What this task involves
Go through the data below and return each line containing the word "result".

Listed entries
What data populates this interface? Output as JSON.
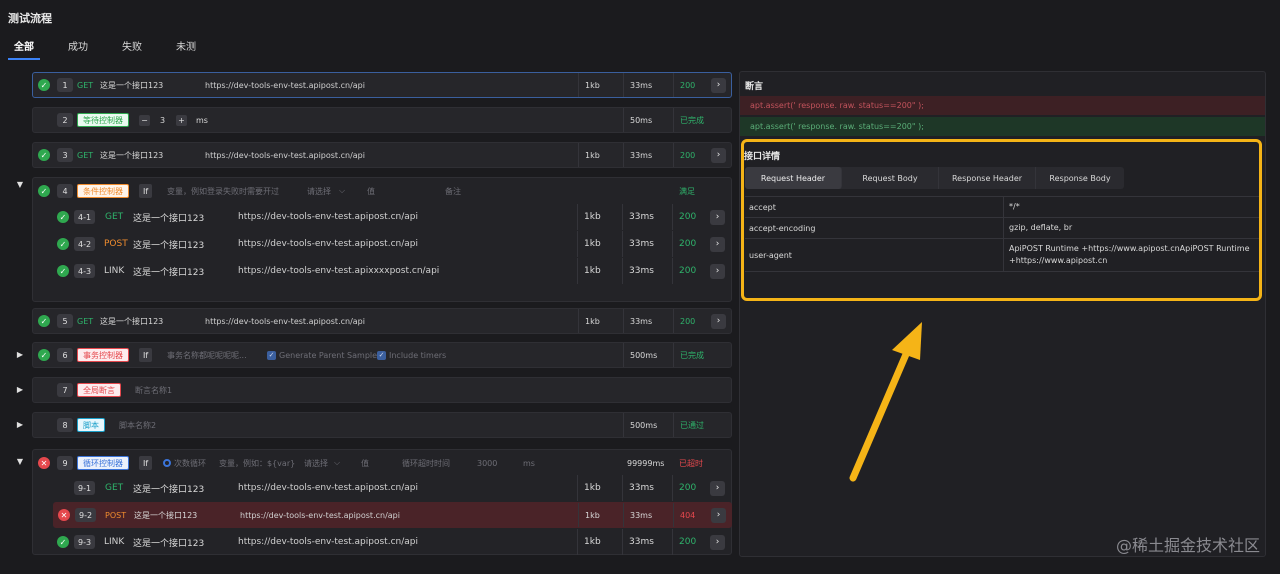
{
  "page": {
    "title": "测试流程"
  },
  "tabs": [
    "全部",
    "成功",
    "失败",
    "未测"
  ],
  "steps": [
    {
      "id": "1",
      "method": "GET",
      "name": "这是一个接口123",
      "url": "https://dev-tools-env-test.apipost.cn/api",
      "size": "1kb",
      "time": "33ms",
      "code": "200",
      "status": "ok"
    },
    {
      "id": "2",
      "tag": "等待控制器",
      "minus": "−",
      "value": "3",
      "plus": "+",
      "unit": "ms",
      "time": "50ms",
      "result": "已完成"
    },
    {
      "id": "3",
      "method": "GET",
      "name": "这是一个接口123",
      "url": "https://dev-tools-env-test.apipost.cn/api",
      "size": "1kb",
      "time": "33ms",
      "code": "200",
      "status": "ok"
    },
    {
      "id": "4",
      "tag": "条件控制器",
      "if": "If",
      "var_placeholder": "变量，例如登录失败时需要开过",
      "select": "请选择",
      "value_placeholder": "值",
      "note_placeholder": "备注",
      "result": "满足",
      "children": [
        {
          "id": "4-1",
          "method": "GET",
          "name": "这是一个接口123",
          "url": "https://dev-tools-env-test.apipost.cn/api",
          "size": "1kb",
          "time": "33ms",
          "code": "200"
        },
        {
          "id": "4-2",
          "method": "POST",
          "name": "这是一个接口123",
          "url": "https://dev-tools-env-test.apipost.cn/api",
          "size": "1kb",
          "time": "33ms",
          "code": "200"
        },
        {
          "id": "4-3",
          "method": "LINK",
          "name": "这是一个接口123",
          "url": "https://dev-tools-env-test.apixxxxpost.cn/api",
          "size": "1kb",
          "time": "33ms",
          "code": "200"
        }
      ]
    },
    {
      "id": "5",
      "method": "GET",
      "name": "这是一个接口123",
      "url": "https://dev-tools-env-test.apipost.cn/api",
      "size": "1kb",
      "time": "33ms",
      "code": "200",
      "status": "ok"
    },
    {
      "id": "6",
      "tag": "事务控制器",
      "if": "If",
      "name_placeholder": "事务名称都呢呢呢呢...",
      "opt1": "Generate Parent Sample",
      "opt2": "Include timers",
      "time": "500ms",
      "result": "已完成"
    },
    {
      "id": "7",
      "tag": "全局断言",
      "name_placeholder": "断言名称1"
    },
    {
      "id": "8",
      "tag": "脚本",
      "name_placeholder": "脚本名称2",
      "time": "500ms",
      "result": "已通过"
    },
    {
      "id": "9",
      "tag": "循环控制器",
      "if": "If",
      "radio": "次数循环",
      "var_placeholder": "变量，例如：${var}",
      "select": "请选择",
      "value_placeholder": "值",
      "timeout_label": "循环超时时间",
      "timeout_value": "3000",
      "timeout_unit": "ms",
      "time": "99999ms",
      "result": "已超时",
      "children": [
        {
          "id": "9-1",
          "method": "GET",
          "name": "这是一个接口123",
          "url": "https://dev-tools-env-test.apipost.cn/api",
          "size": "1kb",
          "time": "33ms",
          "code": "200"
        },
        {
          "id": "9-2",
          "method": "POST",
          "name": "这是一个接口123",
          "url": "https://dev-tools-env-test.apipost.cn/api",
          "size": "1kb",
          "time": "33ms",
          "code": "404"
        },
        {
          "id": "9-3",
          "method": "LINK",
          "name": "这是一个接口123",
          "url": "https://dev-tools-env-test.apipost.cn/api",
          "size": "1kb",
          "time": "33ms",
          "code": "200"
        }
      ]
    }
  ],
  "assertions": {
    "title": "断言",
    "fail": "apt.assert(' response. raw. status==200\" );",
    "pass": "apt.assert(' response. raw. status==200\" );"
  },
  "detail": {
    "title": "接口详情",
    "tabs": [
      "Request Header",
      "Request Body",
      "Response Header",
      "Response Body"
    ],
    "headers": [
      {
        "key": "accept",
        "value": "*/*"
      },
      {
        "key": "accept-encoding",
        "value": "gzip, deflate, br"
      },
      {
        "key": "user-agent",
        "value": "ApiPOST Runtime +https://www.apipost.cnApiPOST Runtime +https://www.apipost.cn"
      }
    ]
  },
  "glyphs": {
    "arrow": "›",
    "check": "✓",
    "cross": "✕",
    "expanded": "▼",
    "collapsed": "▶"
  },
  "watermark": "@稀土掘金技术社区",
  "colors": {
    "accent": "#3b82f6",
    "success": "#2fa84f",
    "error": "#e5484d",
    "highlight": "#f5b417"
  }
}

Response
      "result": "已完成"
      "result": "满足",
      "result": "已完成"
      "result": "已通过"
      "result": "已超时",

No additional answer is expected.